■ **PROBLEM DETAILS**
Your response should be the complete listing, copied exactly.
Start of GIVEN INFORMATION
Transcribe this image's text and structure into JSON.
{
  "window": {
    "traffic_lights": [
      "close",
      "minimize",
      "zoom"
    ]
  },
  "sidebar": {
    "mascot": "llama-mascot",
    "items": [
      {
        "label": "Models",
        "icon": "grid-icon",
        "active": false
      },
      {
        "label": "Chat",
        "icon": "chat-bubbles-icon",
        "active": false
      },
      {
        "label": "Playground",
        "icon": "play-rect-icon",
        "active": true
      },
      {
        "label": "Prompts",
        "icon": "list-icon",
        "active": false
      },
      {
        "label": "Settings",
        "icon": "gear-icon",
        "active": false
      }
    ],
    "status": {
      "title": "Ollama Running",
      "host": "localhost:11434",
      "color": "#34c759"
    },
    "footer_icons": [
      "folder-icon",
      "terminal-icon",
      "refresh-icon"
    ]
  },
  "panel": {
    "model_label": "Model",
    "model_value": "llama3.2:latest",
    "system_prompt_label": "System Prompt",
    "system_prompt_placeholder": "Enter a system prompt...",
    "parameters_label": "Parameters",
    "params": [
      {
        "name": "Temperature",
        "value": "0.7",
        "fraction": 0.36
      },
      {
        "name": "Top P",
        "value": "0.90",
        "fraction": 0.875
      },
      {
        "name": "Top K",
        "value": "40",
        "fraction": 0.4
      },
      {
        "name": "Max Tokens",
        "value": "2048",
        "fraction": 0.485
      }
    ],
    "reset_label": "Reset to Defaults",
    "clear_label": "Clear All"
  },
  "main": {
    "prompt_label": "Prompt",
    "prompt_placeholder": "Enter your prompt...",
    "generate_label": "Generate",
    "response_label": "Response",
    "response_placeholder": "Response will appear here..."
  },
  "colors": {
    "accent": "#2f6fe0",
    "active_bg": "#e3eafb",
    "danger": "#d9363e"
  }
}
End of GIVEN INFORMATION
■ **REPLY TO THE TASK**
Transcribe this image's text and structure into JSON.
{
  "window": {
    "traffic_lights": [
      "close",
      "minimize",
      "zoom"
    ]
  },
  "sidebar": {
    "mascot": "llama-mascot",
    "items": [
      {
        "label": "Models",
        "icon": "grid-icon",
        "active": false
      },
      {
        "label": "Chat",
        "icon": "chat-bubbles-icon",
        "active": false
      },
      {
        "label": "Playground",
        "icon": "play-rect-icon",
        "active": true
      },
      {
        "label": "Prompts",
        "icon": "list-icon",
        "active": false
      },
      {
        "label": "Settings",
        "icon": "gear-icon",
        "active": false
      }
    ],
    "status": {
      "title": "Ollama Running",
      "host": "localhost:11434",
      "color": "#34c759"
    },
    "footer_icons": [
      "folder-icon",
      "terminal-icon",
      "refresh-icon"
    ]
  },
  "panel": {
    "model_label": "Model",
    "model_value": "llama3.2:latest",
    "system_prompt_label": "System Prompt",
    "system_prompt_placeholder": "Enter a system prompt...",
    "parameters_label": "Parameters",
    "params": [
      {
        "name": "Temperature",
        "value": "0.7",
        "fraction": 0.36
      },
      {
        "name": "Top P",
        "value": "0.90",
        "fraction": 0.875
      },
      {
        "name": "Top K",
        "value": "40",
        "fraction": 0.4
      },
      {
        "name": "Max Tokens",
        "value": "2048",
        "fraction": 0.485
      }
    ],
    "reset_label": "Reset to Defaults",
    "clear_label": "Clear All"
  },
  "main": {
    "prompt_label": "Prompt",
    "prompt_placeholder": "Enter your prompt...",
    "generate_label": "Generate",
    "response_label": "Response",
    "response_placeholder": "Response will appear here..."
  },
  "colors": {
    "accent": "#2f6fe0",
    "active_bg": "#e3eafb",
    "danger": "#d9363e"
  }
}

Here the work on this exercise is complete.